Mathew said at the Cityscape Abu Dhabi Conference held in April 2010, the municipality indicated they hoped additional legislation would be brought in by the end of the year. Mansoor Ahmed, senior strategy and planning manager, Manazel Real Estate, talked about the impact and implications new property would have on the market. He said at present, commuters making the journey from Dubai to the capital were probably spending somewhere in the region of Dh25000 to 30,000 per year taking into account fuel and car maintenance charges. If car depreciation charges were also taken into account that figures would go up to Dh45,000. “I think that more availability of lower cost units in Abu Dhabi will see people coming back, although it may take a year or so,” he said. “When the delivery of an estimated 5000 to 6,000 new units will start in September this year – the first thing that will happen is people paying high rents in Abu Dhabi will leave their old expensive apartments for cheaper ones.

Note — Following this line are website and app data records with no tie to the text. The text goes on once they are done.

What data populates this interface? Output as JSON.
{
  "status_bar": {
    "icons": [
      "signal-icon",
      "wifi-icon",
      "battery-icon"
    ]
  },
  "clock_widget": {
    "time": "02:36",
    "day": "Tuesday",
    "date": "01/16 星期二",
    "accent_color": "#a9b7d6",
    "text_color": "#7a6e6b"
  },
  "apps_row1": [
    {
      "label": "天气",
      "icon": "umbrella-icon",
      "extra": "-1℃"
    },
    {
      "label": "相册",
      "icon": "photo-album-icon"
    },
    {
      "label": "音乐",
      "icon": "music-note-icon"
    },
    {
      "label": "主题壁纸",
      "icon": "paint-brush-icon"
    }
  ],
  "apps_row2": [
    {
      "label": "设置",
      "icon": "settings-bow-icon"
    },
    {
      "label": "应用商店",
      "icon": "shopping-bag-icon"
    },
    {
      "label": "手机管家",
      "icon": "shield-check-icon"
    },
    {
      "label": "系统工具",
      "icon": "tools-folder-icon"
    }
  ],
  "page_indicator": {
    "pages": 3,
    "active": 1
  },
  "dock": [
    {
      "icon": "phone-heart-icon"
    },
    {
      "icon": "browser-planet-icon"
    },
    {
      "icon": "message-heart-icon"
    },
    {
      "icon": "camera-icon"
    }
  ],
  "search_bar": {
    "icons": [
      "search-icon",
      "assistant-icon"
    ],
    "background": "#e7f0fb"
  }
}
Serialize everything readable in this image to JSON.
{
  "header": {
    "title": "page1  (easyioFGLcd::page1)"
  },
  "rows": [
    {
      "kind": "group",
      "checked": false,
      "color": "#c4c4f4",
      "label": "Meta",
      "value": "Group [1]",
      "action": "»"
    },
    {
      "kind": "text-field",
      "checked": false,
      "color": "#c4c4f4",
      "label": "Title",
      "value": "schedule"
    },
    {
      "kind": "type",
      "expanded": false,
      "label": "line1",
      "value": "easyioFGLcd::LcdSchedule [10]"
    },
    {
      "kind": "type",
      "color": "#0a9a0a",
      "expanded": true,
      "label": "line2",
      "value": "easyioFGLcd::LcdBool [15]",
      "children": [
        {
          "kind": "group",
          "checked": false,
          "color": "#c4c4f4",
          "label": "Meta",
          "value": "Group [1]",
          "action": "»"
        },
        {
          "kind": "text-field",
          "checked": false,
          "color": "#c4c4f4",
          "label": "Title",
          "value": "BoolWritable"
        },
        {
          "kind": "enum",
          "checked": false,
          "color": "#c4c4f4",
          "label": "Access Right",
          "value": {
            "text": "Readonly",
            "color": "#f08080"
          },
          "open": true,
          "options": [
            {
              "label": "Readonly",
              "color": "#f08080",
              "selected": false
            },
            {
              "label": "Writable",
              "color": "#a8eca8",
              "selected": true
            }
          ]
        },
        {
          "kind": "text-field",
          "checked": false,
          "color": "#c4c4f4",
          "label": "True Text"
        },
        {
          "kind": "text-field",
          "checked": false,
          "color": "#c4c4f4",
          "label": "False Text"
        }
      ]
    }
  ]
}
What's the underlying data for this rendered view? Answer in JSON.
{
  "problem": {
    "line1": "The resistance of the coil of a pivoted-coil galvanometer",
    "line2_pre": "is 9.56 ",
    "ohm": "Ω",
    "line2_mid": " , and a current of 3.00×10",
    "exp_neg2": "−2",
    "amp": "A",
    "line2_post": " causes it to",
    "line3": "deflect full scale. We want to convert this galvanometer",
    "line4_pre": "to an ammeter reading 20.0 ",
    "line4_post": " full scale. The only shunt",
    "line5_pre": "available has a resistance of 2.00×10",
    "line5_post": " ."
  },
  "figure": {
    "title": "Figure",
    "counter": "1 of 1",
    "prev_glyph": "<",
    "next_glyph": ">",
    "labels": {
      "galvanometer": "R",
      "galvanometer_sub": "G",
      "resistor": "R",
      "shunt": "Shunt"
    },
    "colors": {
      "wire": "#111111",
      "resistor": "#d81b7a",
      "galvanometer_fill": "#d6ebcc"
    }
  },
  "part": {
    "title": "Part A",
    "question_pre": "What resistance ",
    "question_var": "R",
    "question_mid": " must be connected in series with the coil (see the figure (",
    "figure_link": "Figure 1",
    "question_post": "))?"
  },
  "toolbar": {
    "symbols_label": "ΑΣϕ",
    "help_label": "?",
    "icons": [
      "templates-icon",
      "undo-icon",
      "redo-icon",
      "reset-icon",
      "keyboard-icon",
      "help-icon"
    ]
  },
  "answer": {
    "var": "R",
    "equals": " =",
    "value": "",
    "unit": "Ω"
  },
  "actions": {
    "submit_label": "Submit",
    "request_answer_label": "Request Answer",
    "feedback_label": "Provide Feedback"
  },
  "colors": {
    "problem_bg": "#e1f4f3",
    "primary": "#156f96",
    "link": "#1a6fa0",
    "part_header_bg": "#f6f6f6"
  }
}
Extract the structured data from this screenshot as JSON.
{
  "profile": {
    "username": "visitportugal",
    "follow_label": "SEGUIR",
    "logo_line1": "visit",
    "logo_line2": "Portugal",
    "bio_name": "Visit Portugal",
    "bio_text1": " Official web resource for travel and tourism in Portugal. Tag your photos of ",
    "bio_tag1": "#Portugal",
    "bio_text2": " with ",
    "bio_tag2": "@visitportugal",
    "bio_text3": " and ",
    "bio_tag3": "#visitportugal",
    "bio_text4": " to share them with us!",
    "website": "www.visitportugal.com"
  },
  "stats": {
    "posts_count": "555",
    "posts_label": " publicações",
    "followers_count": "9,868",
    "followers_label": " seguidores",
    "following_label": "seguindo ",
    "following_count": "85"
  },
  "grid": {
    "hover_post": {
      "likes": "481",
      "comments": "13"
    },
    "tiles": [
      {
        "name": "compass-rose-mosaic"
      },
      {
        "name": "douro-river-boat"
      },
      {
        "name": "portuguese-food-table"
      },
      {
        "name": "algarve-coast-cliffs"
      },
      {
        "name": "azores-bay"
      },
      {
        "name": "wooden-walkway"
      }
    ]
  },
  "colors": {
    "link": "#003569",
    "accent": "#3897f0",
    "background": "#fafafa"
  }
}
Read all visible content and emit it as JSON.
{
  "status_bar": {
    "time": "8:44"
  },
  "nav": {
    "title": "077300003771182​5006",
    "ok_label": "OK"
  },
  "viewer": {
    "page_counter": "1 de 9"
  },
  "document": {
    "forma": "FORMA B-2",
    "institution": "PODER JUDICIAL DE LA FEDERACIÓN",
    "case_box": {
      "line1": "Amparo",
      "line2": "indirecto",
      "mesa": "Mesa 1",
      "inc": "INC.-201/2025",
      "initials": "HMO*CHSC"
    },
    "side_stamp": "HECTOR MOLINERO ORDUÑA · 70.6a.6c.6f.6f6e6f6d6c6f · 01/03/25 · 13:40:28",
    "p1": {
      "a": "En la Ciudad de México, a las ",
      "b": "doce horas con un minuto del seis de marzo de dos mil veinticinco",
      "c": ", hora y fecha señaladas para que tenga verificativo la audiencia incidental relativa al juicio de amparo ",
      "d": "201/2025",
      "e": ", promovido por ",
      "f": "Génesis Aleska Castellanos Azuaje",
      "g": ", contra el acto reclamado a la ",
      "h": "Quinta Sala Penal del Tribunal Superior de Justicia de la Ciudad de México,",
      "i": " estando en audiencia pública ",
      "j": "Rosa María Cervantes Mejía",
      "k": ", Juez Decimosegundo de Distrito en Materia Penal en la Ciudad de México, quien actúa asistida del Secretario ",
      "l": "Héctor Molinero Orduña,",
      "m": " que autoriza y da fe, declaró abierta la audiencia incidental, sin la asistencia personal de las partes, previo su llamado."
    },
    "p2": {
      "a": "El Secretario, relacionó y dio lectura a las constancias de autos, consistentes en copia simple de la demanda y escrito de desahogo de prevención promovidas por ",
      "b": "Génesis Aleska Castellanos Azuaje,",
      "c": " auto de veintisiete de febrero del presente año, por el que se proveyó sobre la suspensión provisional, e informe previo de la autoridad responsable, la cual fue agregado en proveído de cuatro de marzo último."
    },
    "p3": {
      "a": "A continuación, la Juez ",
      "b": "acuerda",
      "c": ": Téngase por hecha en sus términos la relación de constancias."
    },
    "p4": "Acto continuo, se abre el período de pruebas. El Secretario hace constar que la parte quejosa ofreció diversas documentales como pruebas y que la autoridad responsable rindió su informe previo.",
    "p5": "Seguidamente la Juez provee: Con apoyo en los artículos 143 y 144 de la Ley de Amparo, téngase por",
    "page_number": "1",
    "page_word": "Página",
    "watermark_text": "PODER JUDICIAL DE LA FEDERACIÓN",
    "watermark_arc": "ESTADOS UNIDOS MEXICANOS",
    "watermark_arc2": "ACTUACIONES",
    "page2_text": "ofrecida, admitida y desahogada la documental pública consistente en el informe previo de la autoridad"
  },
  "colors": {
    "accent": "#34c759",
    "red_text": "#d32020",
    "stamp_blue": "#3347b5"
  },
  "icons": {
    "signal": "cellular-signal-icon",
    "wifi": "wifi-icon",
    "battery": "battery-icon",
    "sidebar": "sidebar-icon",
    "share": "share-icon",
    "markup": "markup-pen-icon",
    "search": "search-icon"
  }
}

Gradually, commuters from Dubai would be next. Once cheaper units in Abu Dhabi come on the market, it makes more sense for people to move back,” he said. According to him, there wasn’t much in the way of assets available for purchase, for international investors interested in investing in the capital “If international institutional investors are coming to Abu Dhabi, they don’t buy one or two units they want to buy whole buildings. There is a lot of supply of commercial estates but only three towers available that can be purchased by international institutional investors, such as the Sky and Prestige Towers. Other commercial property on the market isn’t available for these types of investors.” He added that in order to attract these investors, it was essential to have a clear legal framework relating to ownership of property for foreign investors.Source: Khaleej Times